The video about the Anet A8 3D printer kit
Get the printer at Gearbest.com, special offer with the coupon A83DPRINT (expires on April 28, 2017).
No more than 10m of filament come with the kit, thus don't forget to order filament.
A useful accessoire is nozzles with various diameters (0.4, 0.3, 0.2mm).
Ordering blue tape sheets for the print bed is also a good idea.
Have a look at the column Shopping tips to get special offers for various 3D printers.
Same as the Tronxy P802 of the previous chapter, the Anet A8 comes as a kit. There are less sscratches on the surfaces, the 7mm acrylic plastcs was covered with protective foil at both sides.
The build instruction is on a micro SD card that is inserted in a USB reader.
The tools included are a side cutter, a wrench, four hexagon tools as well as two screwdrivers - it's all that's needed for the assembly.
The H shaped plate underneath the heated bed is mounted the other way round as drawn in the build instruction, by what the mount of the belt gets 6mm more in line to the Y axis.
The assembled printer.
Mainboard of the Anet A8:

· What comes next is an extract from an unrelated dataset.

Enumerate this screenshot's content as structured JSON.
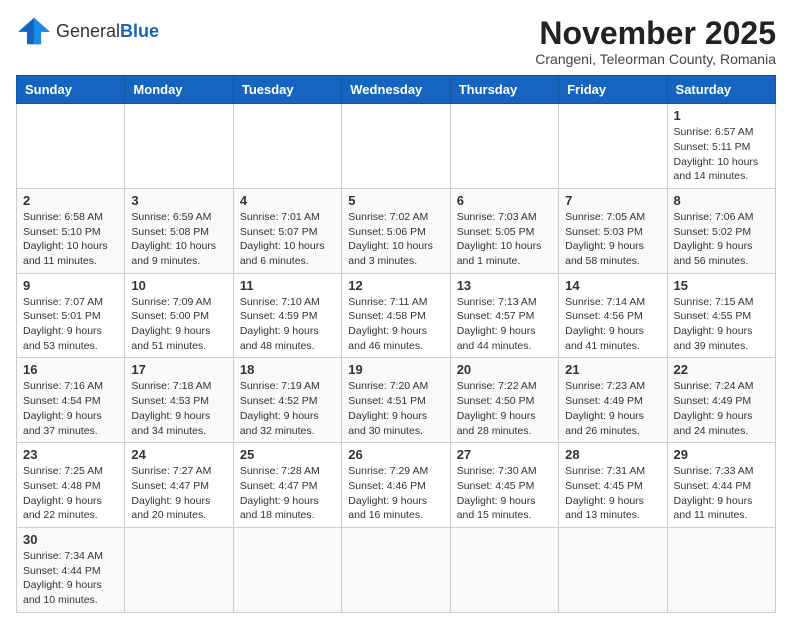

The screws of the clamp connectors on my board were tightened with a torque that only a titan can generate! Loosen those screws before assembling the board and hold the clamps with a caliper to avoid ripping off the soldering points.
The insulation of the power supply isn't sufficient and there is no strain relief for the mains cable.
The cable spaghetties can get tided up with spiral tubes and cable straps.
Sample printsFigure 7:
While recording the video sequences I printed many links of a cable chain. The orange links were printed with the Tronxy P802, the blue parts with the Anet A8.
I designed the cable chain in openSCAD, so printing links with a new aspect ratio or another size is done quickly by changing nothing but a view variables.
On my Patreon page I offered free sample prints for my backers. One of the wishes was the Make: ROOK, available on Thingiverse.
This file is used for testing SLS printers, that usually have a much better resolution than the Anet A8 which is why this figure is no suitable test scenario.
To the left, the figure is printed in double size to give the Anet A8 the chance to print all details. The original size is no more than 14x14x24mm.
Adjustments (from left to right):
(1) 0.2mm nozzle, 0.1mm layer height, 6h print time
(2) 0.4mm nozzle, 0.1mm layer height, 30m print time
(3) 0.2mm nozzle, 0.1mm layer height, 1h print time
(4) 0.2mm nozzle, 0.05mm layer height, 2h print time
At (2) the spiral at the center of the tower is missing. That's not because the Anet could not print the structure, but because the software (Slic3r) did not adopt it into G-code, simply because the spiral is too thin for printing with a 0.4mm nozzle. Same is for the characters "ROOK", that were not adopted completely. It's also no problem of Slic3r, but simply a matter of Physics and Maths...
You can adjust a layer height of 0.05mm in Slic3r (4), but it makes absolutely no sense! Print (3) has the most details.
Filament printers can't print curved bridgings (at least not without support structures) which is why filament strings are hanging on top of the opening of the tower. As written before, this test was not meant for filament printers.
You can get the full resolution photos I made from the prints as Download package (40MB).